The Lost Artwork of Ah Pook is Here was published in a limited run of 125 copies in chapbook format by The Beat Scene Press.
Here is the description of that work taken from the website:
Coventry, England: The Beat Scene Press, 2012. Limited First Edition. Staplebound. “In 1970 Malcolm McNeill [sic] received a phone call from a man who asked to meet “the guy who knows how to draw me.” The caller was William S. Burroughs. McNeill had recently illustrated a Burroughs text called “The Unspeakable Mr. Hart” for the underground paper Cyclops…(WSB & McNeill) discussed extending their collaboration into a book. McNeill was just 23, Burroughs was 56, and the project- tentatively titled Ah Puch- would last for seven more years.” (from the introduction).

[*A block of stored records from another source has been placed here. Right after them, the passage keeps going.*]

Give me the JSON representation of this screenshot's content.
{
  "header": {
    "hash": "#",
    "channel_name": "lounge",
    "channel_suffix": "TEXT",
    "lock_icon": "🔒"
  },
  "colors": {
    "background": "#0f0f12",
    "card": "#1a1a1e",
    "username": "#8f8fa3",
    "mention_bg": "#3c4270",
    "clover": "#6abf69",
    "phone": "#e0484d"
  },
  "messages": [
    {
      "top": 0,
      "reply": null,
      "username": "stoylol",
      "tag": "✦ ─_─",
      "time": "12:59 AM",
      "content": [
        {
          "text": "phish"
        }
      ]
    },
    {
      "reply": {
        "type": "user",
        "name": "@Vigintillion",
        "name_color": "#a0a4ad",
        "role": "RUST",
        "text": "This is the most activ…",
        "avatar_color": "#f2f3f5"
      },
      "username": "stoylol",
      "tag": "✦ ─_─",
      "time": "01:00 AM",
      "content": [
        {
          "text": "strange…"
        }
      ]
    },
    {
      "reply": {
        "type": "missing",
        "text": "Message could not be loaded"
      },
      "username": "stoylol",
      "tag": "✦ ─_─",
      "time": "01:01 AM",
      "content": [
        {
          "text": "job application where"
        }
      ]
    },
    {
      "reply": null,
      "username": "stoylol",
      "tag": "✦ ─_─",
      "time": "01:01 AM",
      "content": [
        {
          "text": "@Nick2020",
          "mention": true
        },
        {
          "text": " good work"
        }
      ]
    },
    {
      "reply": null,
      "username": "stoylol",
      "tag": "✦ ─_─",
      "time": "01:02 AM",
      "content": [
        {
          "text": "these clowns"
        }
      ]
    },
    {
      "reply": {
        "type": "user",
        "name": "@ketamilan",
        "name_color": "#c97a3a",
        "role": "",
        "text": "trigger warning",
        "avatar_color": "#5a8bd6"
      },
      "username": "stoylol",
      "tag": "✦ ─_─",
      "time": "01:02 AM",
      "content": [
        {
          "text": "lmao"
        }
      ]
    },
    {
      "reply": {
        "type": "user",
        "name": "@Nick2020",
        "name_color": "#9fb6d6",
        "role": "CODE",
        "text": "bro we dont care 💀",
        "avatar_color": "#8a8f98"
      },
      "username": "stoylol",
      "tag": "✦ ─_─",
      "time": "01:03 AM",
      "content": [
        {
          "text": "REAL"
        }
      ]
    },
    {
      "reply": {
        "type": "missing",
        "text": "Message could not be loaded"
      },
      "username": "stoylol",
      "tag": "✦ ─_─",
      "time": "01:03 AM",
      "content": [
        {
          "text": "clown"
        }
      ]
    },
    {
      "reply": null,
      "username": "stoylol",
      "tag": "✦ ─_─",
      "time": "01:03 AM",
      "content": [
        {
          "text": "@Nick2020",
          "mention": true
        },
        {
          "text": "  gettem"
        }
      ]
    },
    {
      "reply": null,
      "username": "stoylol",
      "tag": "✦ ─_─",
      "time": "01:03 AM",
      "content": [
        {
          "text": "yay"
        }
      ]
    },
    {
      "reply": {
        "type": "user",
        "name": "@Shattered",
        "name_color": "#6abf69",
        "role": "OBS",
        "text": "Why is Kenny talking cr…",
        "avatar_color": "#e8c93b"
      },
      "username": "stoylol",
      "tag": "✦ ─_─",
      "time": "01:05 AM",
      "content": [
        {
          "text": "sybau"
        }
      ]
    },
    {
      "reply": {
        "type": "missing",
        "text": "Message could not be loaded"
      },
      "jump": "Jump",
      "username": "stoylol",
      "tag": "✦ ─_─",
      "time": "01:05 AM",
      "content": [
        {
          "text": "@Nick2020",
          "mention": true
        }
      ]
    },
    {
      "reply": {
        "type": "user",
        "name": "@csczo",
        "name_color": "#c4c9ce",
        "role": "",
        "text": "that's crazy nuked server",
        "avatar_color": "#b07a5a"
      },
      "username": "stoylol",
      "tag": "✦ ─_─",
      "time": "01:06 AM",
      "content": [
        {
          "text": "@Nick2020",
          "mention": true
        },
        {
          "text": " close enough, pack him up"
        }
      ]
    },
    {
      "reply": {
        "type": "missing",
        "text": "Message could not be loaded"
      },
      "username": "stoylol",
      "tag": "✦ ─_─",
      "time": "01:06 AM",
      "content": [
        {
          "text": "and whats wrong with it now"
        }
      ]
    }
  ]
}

In this booklet, Number 36 in the Beat Scene Press Pocket Book Series published in the UK by Kevin Ring, McNeill looks back on his experience working with WSB. The collaborative project ultimately failed, “but knowing and working with Bill Burroughs was above all characterized by its humor…he was simply the funniest guy I had ever met.” Published in August 2012 in an edition of 125 copies, this is copy #12. As new, a most important piece of the WSB puzzle for the scholar-collector. As New. [Item #1696]
Many thanks to Malcolm Mc Neill for drawing my attention to these works.